If A Person Doesn't Qualify For The 'Hold Harmless' Law, Does It Affect Their Future Medicare Premium Amounts?

Jul 7 2020 - 10:41am

Concerning the "Hold Harmless" law. If a person was subjected to higher Medicare Part B premiums in 2021, due to not qualifying for this provision, does this affect their future Medicare premium amounts in 2022, or future years?

Assume there is no cause for "Hold Harmless" in those future years, only in 2021. Thanks for any replies!


I'm not sure I understand your question. 'Hold harmless' is a commonly used reference for the variable supplementary medical insurance (VSMI) premium provision, and supplementary medical insurance is the proper term for Part B of Medicare. The purpose of the VSMI provision is to prevent people from seeing a reduction in their net Social Security benefit rate as a result of a statutory increase in Medicare Part B premium rates. In other words, if a person's Social Security cost of living increase (COLA) isn't high enough to cover the increased cost of their Part B premium, then their Part B premium rate can potentially be reduced so that their net Social Security payment doesn't go down.

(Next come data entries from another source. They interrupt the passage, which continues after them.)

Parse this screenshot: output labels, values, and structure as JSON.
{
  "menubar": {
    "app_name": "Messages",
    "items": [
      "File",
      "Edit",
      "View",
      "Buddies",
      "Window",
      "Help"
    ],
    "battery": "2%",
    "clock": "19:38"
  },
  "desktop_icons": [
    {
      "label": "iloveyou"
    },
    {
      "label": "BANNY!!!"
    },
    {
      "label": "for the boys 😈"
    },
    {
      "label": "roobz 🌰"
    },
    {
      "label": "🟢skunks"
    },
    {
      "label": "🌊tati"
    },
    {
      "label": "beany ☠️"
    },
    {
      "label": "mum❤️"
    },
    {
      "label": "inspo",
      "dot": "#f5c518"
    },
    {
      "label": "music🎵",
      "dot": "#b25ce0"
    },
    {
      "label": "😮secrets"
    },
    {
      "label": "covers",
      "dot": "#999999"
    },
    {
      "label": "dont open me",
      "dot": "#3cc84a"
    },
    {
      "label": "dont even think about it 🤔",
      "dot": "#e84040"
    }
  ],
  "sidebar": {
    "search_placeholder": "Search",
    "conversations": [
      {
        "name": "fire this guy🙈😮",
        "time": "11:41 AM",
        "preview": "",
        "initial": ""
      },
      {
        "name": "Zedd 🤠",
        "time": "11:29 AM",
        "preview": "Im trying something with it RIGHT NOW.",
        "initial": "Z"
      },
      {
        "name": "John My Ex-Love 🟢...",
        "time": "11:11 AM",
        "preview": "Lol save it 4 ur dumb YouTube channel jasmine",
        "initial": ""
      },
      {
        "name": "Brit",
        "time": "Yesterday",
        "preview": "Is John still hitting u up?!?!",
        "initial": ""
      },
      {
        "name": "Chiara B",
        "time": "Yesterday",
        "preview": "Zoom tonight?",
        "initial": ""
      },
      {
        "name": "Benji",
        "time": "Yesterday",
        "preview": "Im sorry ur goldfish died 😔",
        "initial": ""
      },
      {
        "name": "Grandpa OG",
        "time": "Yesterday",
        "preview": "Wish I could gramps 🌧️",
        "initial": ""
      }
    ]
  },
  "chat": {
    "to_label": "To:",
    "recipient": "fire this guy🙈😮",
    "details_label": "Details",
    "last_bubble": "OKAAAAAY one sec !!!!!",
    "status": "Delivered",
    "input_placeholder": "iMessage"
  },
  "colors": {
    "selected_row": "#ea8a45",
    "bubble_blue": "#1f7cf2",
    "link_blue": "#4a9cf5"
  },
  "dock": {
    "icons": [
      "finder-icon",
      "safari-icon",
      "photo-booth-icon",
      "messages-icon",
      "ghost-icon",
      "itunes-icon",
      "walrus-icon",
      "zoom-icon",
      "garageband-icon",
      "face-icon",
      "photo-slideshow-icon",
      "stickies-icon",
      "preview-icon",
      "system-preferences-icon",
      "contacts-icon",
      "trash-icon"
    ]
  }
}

Such reduced premium rates are reevaluated each year, so depending on COLA amounts and the yearly Part B premium rates, most VSMI premium reductions are only temporary.

For example, say Bob is drawing Social Security benefits and has the standard Part B premium rate of $144.60 withheld from his payments. After his premiums are withheld, Bob's Social Security benefit payment amounts to $1500. If there is no COLA at the end of 2020 and if the standard Part B premium rate increases, then Bob could have his Part B premium frozen at $144.60 for the year 2021.

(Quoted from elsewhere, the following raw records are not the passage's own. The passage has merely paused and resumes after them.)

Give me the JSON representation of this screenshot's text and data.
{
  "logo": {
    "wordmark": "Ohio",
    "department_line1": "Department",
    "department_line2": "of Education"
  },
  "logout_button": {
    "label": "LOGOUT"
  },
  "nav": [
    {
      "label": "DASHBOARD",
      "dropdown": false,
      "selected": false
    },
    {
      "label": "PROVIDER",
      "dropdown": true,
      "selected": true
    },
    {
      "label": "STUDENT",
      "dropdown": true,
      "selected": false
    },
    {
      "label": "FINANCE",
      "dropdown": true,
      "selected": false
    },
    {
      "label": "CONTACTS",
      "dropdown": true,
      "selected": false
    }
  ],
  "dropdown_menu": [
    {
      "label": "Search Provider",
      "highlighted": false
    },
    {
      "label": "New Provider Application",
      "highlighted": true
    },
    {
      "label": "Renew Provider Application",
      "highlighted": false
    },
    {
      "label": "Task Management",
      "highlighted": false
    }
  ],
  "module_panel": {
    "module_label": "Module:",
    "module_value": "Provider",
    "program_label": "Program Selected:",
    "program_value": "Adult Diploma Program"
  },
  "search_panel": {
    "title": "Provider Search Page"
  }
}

However, say at the end of 2021 a 2% Social Security COLA is announced. That would then be applied to Bob's gross benefit rate of $1644.60, raising it to $1677.50. Then let's say that the standard Part B premium rate for 2022 goes up to $177.50. Bob could then pay the full standard Part B premium rate without lowering his net Social Security benefit payment (i.e. $1677.50 - $177.50 = $1500), so Bob would have to pay the full Part B premium rate in 2022.

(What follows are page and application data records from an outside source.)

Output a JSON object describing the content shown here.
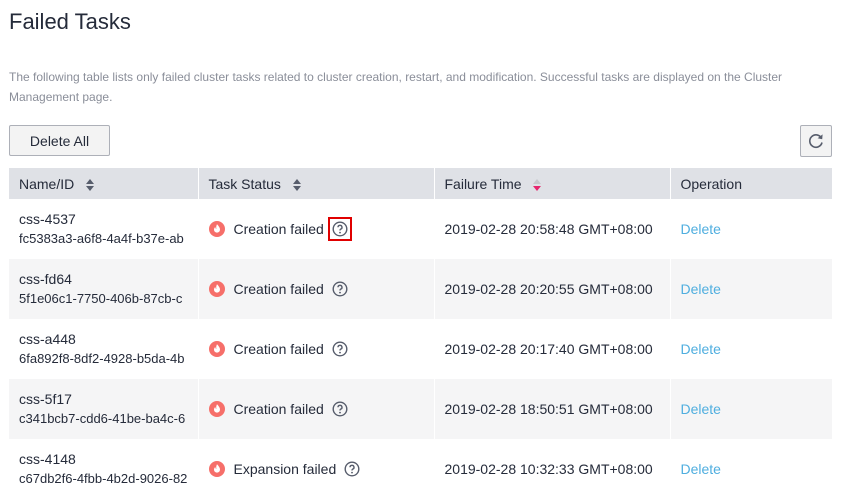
{
  "page": {
    "title": "Failed Tasks",
    "description": "The following table lists only failed cluster tasks related to cluster creation, restart, and modification. Successful tasks are displayed on the Cluster Management page."
  },
  "toolbar": {
    "delete_all_label": "Delete All",
    "refresh_icon": "refresh-icon"
  },
  "table": {
    "columns": [
      {
        "label": "Name/ID",
        "sort": "none"
      },
      {
        "label": "Task Status",
        "sort": "none"
      },
      {
        "label": "Failure Time",
        "sort": "descending"
      },
      {
        "label": "Operation",
        "sort": null
      }
    ],
    "rows": [
      {
        "name": "css-4537",
        "id": "fc5383a3-a6f8-4a4f-b37e-ab",
        "status": "Creation failed",
        "time": "2019-02-28 20:58:48 GMT+08:00",
        "action": "Delete"
      },
      {
        "name": "css-fd64",
        "id": "5f1e06c1-7750-406b-87cb-c",
        "status": "Creation failed",
        "time": "2019-02-28 20:20:55 GMT+08:00",
        "action": "Delete"
      },
      {
        "name": "css-a448",
        "id": "6fa892f8-8df2-4928-b5da-4b",
        "status": "Creation failed",
        "time": "2019-02-28 20:17:40 GMT+08:00",
        "action": "Delete"
      },
      {
        "name": "css-5f17",
        "id": "c341bcb7-cdd6-41be-ba4c-6",
        "status": "Creation failed",
        "time": "2019-02-28 18:50:51 GMT+08:00",
        "action": "Delete"
      },
      {
        "name": "css-4148",
        "id": "c67db2f6-4fbb-4b2d-9026-82",
        "status": "Expansion failed",
        "time": "2019-02-28 10:32:33 GMT+08:00",
        "action": "Delete"
      }
    ]
  },
  "colors": {
    "failure_icon": "#f66f6a",
    "link": "#4faedf",
    "highlight_border": "#e00000",
    "header_bg": "#dfe1e6",
    "sort_active": "#e6266e"
  }
}
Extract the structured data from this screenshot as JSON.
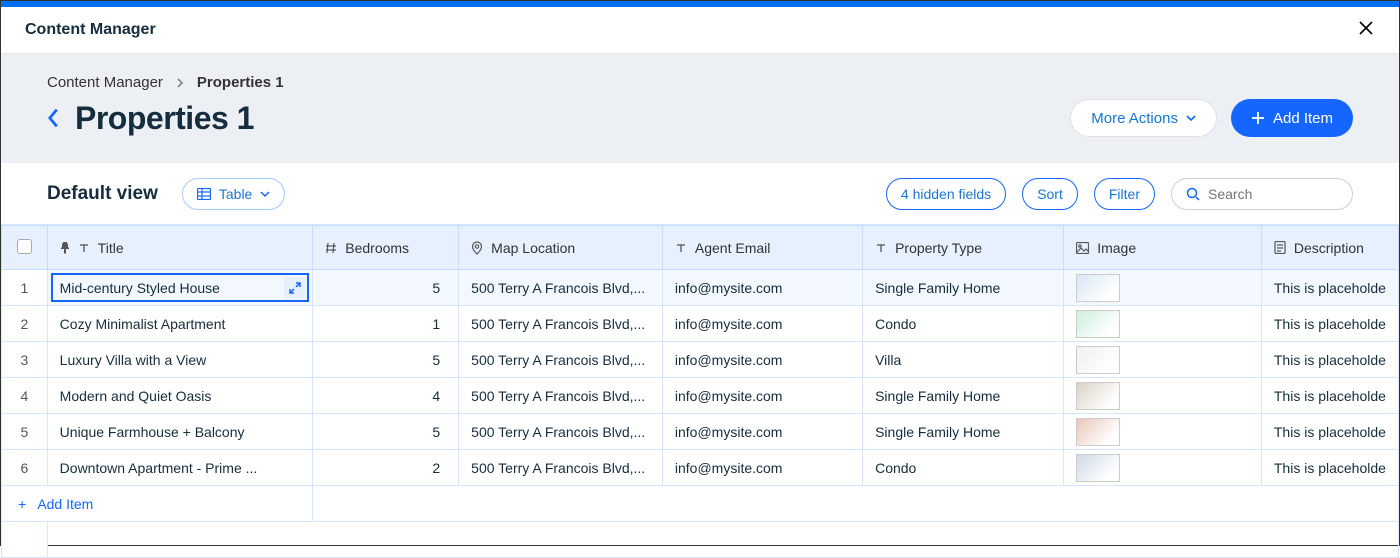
{
  "app_title": "Content Manager",
  "breadcrumb": {
    "root": "Content Manager",
    "current": "Properties 1"
  },
  "page_title": "Properties 1",
  "actions": {
    "more": "More Actions",
    "add": "Add Item"
  },
  "view": {
    "name": "Default view",
    "mode": "Table"
  },
  "toolbar": {
    "hidden_fields": "4 hidden fields",
    "sort": "Sort",
    "filter": "Filter",
    "search_placeholder": "Search"
  },
  "columns": {
    "title": "Title",
    "bedrooms": "Bedrooms",
    "map": "Map Location",
    "email": "Agent Email",
    "ptype": "Property Type",
    "image": "Image",
    "desc": "Description"
  },
  "rows": [
    {
      "idx": "1",
      "title": "Mid-century Styled House",
      "bedrooms": "5",
      "map": "500 Terry A Francois Blvd,...",
      "email": "info@mysite.com",
      "ptype": "Single Family Home",
      "desc": "This is placeholde",
      "thumb": "#d8e8f5"
    },
    {
      "idx": "2",
      "title": "Cozy Minimalist Apartment",
      "bedrooms": "1",
      "map": "500 Terry A Francois Blvd,...",
      "email": "info@mysite.com",
      "ptype": "Condo",
      "desc": "This is placeholde",
      "thumb": "#cfeedd"
    },
    {
      "idx": "3",
      "title": "Luxury Villa with a View",
      "bedrooms": "5",
      "map": "500 Terry A Francois Blvd,...",
      "email": "info@mysite.com",
      "ptype": "Villa",
      "desc": "This is placeholde",
      "thumb": "#f0f0f0"
    },
    {
      "idx": "4",
      "title": "Modern and Quiet Oasis",
      "bedrooms": "4",
      "map": "500 Terry A Francois Blvd,...",
      "email": "info@mysite.com",
      "ptype": "Single Family Home",
      "desc": "This is placeholde",
      "thumb": "#d8d2c4"
    },
    {
      "idx": "5",
      "title": "Unique Farmhouse + Balcony",
      "bedrooms": "5",
      "map": "500 Terry A Francois Blvd,...",
      "email": "info@mysite.com",
      "ptype": "Single Family Home",
      "desc": "This is placeholde",
      "thumb": "#e9c7b8"
    },
    {
      "idx": "6",
      "title": "Downtown Apartment - Prime ...",
      "bedrooms": "2",
      "map": "500 Terry A Francois Blvd,...",
      "email": "info@mysite.com",
      "ptype": "Condo",
      "desc": "This is placeholde",
      "thumb": "#cfd9e6"
    }
  ],
  "add_row_label": "Add Item"
}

Barring an extended period of very small or no Social Security COLAs, the potential benefits from VSMI are likely to be temporary and relatively small. Therefore, we believe that in most cases people should not alter their filing plans for Social Security benefits in order to qualify for VSMI. Making sure to choose a filing strategy that results in maximizing a person's Social Security benefits is almost certain to be much more important than concerns about the VSMI provision.

Best, Jerry